I will be writing a series of articles on how to train your dog to defer to you (meaning check in with you if they are scared). The first is very basic-having your dog look up at you (not your treats) when you say their name.

First things first. When you call your dog’s name-they should look at you. If they don’t you need some name training. Have some yummy treats ready and a clicker. Have your dog stand or sit in front of you. Call your dog’s name and when they look up at your eyes (not your treats), click then treat. *Now when I say look at your eyes I don’t mean you are staring at them, I just mean they look up at your face area. If your dog is having problems making eye contact, wait a few seconds and see if the dog finds your eyes. If they do, click and treat. If your dog is REALLY having trouble you can try holding the treat near your face to start, but fade it out-you don’t want your dog to focus on the treat-you want them to focus on you. After 80% accuracy with this (8 out of 10 times the dog looks at your eyes), move on to extending your arm straight out to the side with a treat in hand. Your dog will most likely look at the treat, call their name and when they look at you (your face) click and treat. It may be slower in the beginning, but eventually your dog will know once your arm goes out they need to look at your face before you even say anything! When you get to 80% try with the opposite arm, then treats in both hands. There are many possibilities-but this activity allows you and your dog to bong-and teaches them to look and focus on you, which will come in handy in frightful situations.
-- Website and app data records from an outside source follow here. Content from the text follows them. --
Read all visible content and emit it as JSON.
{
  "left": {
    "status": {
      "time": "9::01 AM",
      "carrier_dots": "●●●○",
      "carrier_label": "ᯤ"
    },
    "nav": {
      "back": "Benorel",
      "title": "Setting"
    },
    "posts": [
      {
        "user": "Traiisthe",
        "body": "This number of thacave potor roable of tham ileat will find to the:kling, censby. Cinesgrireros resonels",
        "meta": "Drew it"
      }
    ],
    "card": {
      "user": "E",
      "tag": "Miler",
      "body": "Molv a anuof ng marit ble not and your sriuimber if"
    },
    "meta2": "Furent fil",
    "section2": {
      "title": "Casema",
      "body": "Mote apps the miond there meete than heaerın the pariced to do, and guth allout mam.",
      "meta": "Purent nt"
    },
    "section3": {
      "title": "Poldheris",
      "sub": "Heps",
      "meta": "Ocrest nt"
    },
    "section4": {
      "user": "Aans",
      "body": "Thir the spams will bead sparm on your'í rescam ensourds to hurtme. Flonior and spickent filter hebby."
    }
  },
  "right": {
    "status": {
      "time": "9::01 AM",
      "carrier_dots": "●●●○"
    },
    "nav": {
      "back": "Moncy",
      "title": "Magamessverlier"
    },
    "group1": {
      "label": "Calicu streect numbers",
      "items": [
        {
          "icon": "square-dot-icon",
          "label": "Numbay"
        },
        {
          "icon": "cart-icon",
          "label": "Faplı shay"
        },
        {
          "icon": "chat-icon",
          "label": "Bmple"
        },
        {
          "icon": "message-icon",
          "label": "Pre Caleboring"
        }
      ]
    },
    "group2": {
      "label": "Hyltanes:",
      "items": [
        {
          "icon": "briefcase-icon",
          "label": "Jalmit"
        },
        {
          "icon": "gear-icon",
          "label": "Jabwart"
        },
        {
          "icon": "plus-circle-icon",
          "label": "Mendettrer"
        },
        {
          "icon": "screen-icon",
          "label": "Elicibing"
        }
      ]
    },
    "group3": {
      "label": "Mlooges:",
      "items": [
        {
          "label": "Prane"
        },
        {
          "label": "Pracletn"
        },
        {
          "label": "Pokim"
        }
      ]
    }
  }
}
**News update: A neighbor’s dog was 2 doors down (condos) and I was giving Oreo a haircut. The other dog was small but was putting on a show growling and kicking up dirt behind it. Oreo looked, licked her lips, then focused on me and was fine-yay! Also-WE SOLD OUR CONDO!! Yay! We are out on the road today looking for homes, can’t wait for a yard for Oreo (and for growing vegetables!).